I know what you’re thinking. It’s a Friday night. I’m sitting home alone in yoga pants, eating sushi and watching Dateline again. All I’m missing is that perfect wrongly convicted felon to write…but how do I pick the right one?
From my limited knowledge on this subject, all I can say is…they pick you.
I’m not sure how many times I had seen updates on the Ryan Ferguson case on Dateline or 48 Hours, but I do remember the last time that I saw an episode on his case. I was nearing the end of a 3-person pub crawl near my place. It was a Saturday night, and the bar was about to close. We were at an Irish pub, so I’m not sure why 48 Hours was on instead of some sort of sports game, but I watched the Ryan Ferguson story again. This time almost through new eyes, as I was about eight chardonnays in. I don’t know why this time the case spoke to me, but it did. Maybe because he was hot. Probably because he was hot. I remember empathizing that he had to spend his 21st birthday in jail. And I wondered if the other inmates gave him a hard time because he was so pretty with those Ryan Seacrest frosted tips.
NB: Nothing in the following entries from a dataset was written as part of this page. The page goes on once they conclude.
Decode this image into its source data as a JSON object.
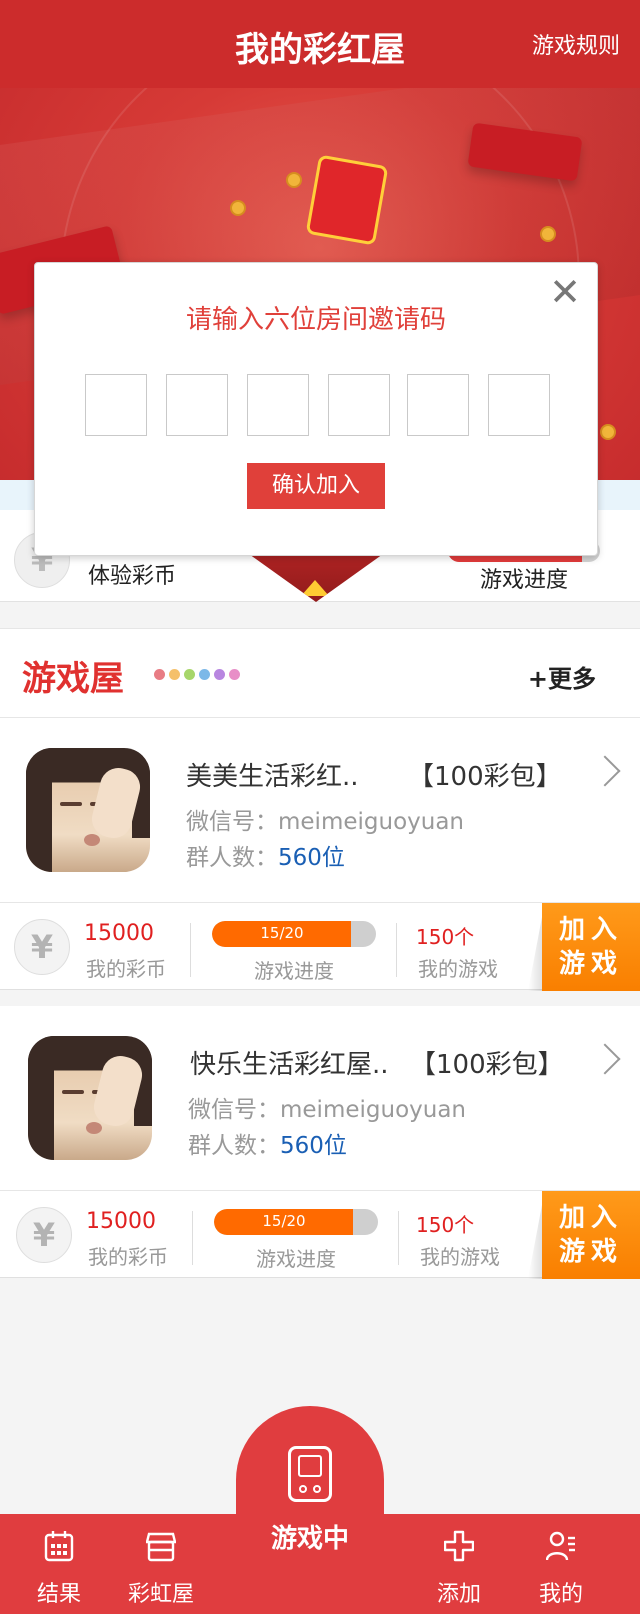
{
  "header": {
    "title": "我的彩红屋",
    "rules_link": "游戏规则"
  },
  "experience": {
    "coins_label": "体验彩币",
    "progress_label": "游戏进度",
    "yen_icon": "¥"
  },
  "section": {
    "title": "游戏屋",
    "more": "+更多",
    "dot_colors": [
      "#e87c84",
      "#f5c06b",
      "#a7d66a",
      "#7cb8e8",
      "#b886e0",
      "#e88ec7"
    ]
  },
  "cards": [
    {
      "name": "美美生活彩红..",
      "bonus": "【100彩包】",
      "wechat_label": "微信号：",
      "wechat_value": "meimeiguoyuan",
      "members_label": "群人数：",
      "members_value": "560位",
      "coins_value": "15000",
      "coins_label": "我的彩币",
      "progress_text": "15/20",
      "progress_fraction": 0.85,
      "progress_label": "游戏进度",
      "games_value": "150个",
      "games_label": "我的游戏",
      "join_label": "加入游戏",
      "yen_icon": "¥"
    },
    {
      "name": "快乐生活彩红屋..",
      "bonus": "【100彩包】",
      "wechat_label": "微信号：",
      "wechat_value": "meimeiguoyuan",
      "members_label": "群人数：",
      "members_value": "560位",
      "coins_value": "15000",
      "coins_label": "我的彩币",
      "progress_text": "15/20",
      "progress_fraction": 0.85,
      "progress_label": "游戏进度",
      "games_value": "150个",
      "games_label": "我的游戏",
      "join_label": "加入游戏",
      "yen_icon": "¥"
    }
  ],
  "modal": {
    "title": "请输入六位房间邀请码",
    "close_icon": "✕",
    "code_slots": 6,
    "confirm_label": "确认加入"
  },
  "tabbar": {
    "items": [
      {
        "label": "结果",
        "icon": "calendar-icon"
      },
      {
        "label": "彩虹屋",
        "icon": "store-icon"
      },
      {
        "label": "游戏中",
        "icon": "gamepad-icon"
      },
      {
        "label": "添加",
        "icon": "plus-icon"
      },
      {
        "label": "我的",
        "icon": "user-list-icon"
      }
    ]
  },
  "colors": {
    "brand_red": "#e03d3f",
    "accent_orange": "#ff6a00",
    "link_blue": "#1a5fb4"
  }
}
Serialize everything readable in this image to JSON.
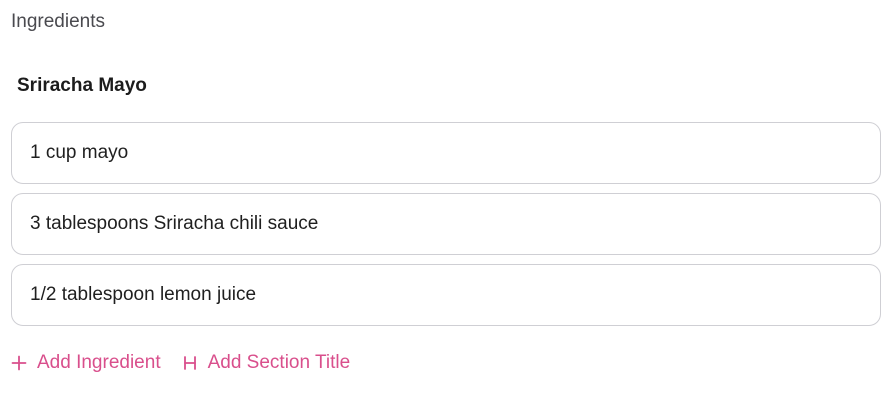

Either way, I decided the next day to write him a letter. I wasn’t sure what to say to him, but it wasn’t like he was going anywhere any time soon so I decided that he would love to get a letter from me, a girl ten years his senior yet with no cats or children to worry about in the event that he read my letter and would one day get exonerated and he fell hopelessly in love with me via the written word.
But what do I write? My letter ended up playing out like a 4th grade pen pal letter.
How are you? I’ve been watching your case on Dateline and 48 Hours, and I felt compelled to write you. My name is Kari, and I live in Long Beach CA. I moved here when I was 21 to go to college at Cal State Long Beach. I was a Creative Writing major, and I joined a sorority. I still live in Long Beach, in a beachy suburb right on the water called Naples Island. If you ever get out, you should definitely come visit. In the mean time, I would love to hear back from you.
I remember shaking as I wrote his cell block number on the envelope, and dropped it into the outgoing mailbox.
He never wrote back. I would like to think that it was him, but it was probably me. How ridiculous was that letter? Even for a man sentenced to life in prison in the Midwest, that letter was the worst.
He did eventually end up getting exonerated. And met a girlfriend while in jail. I mean, she’s admittedly beautiful. However, what a stab in the heart that he picked a girlfriend…out of someone who wrote to him in jail. And I love that his family was trying to “search for the crazy in her.” I have plenty of crazy to go around.
I guess the moral of the story is, if you’re writing to someone in prison, make sure that you ask more open-ended questions about them, and send them cards instead of letters.